While I continue to be involved, I have stepped back a little to pursue other projects. Quabbin Quills continues to grow under Steve’s guidance. New writers have become involved, bringing new energy and talents. This coming year, one of Steve’s original goals will be accomplished. Quabbin Quills is now taking applications from high school seniors and will award scholarships to three graduates in 2020. I’m proud to be part of all of this. But none of it would ever have happened for me had I not submitted that first story, The God of Honey: A Love Story, to Goose River Anthology.
So, write—and keep writing. Then submit your writing. You don’t have to finish that novel you are working on to get published. Short stories are a great way to break into the publishing world. Having a short piece of work published gives new writers confidence to continue and builds an essential part of their bio. Seasoned writers can reap benefits as well. It adds to their bios and sometimes gives them a much need break from more substantial projects to clear their minds. Anthologies are an excellent place to start, and you can Google “anthology submissions” for the many opportunities out there.

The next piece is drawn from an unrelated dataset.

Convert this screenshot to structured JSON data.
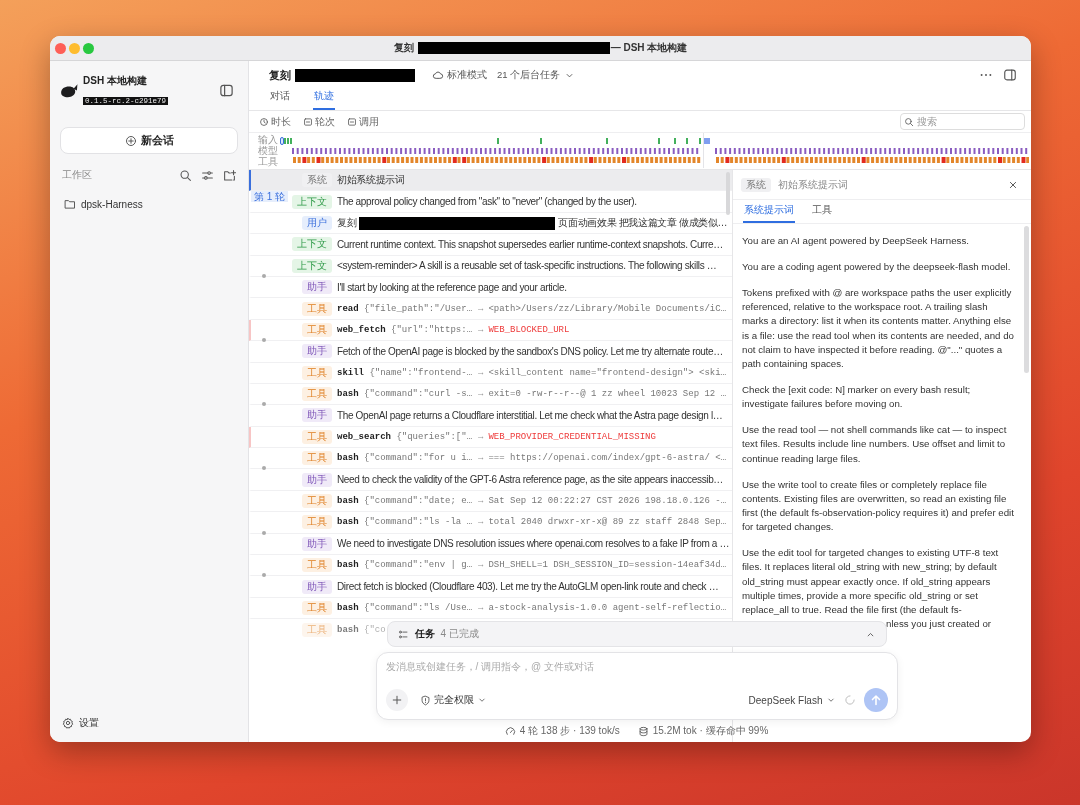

Goose River Press is currently seeking submissions of poetry, essays, and short stories for the 2020 edition. The deadline for submissions is April 30, 2020. Look them up at https://www.gooseriverpress.com/goose-river-anthology/.
Quabbin Quills has expanded its reach to writers in all of Massachusetts and New Hampshire, and they keep growing. So if you are a writer who lives in the New England area and you have stories or poetry, contact them at QuabbinQuills.org about their next anthology.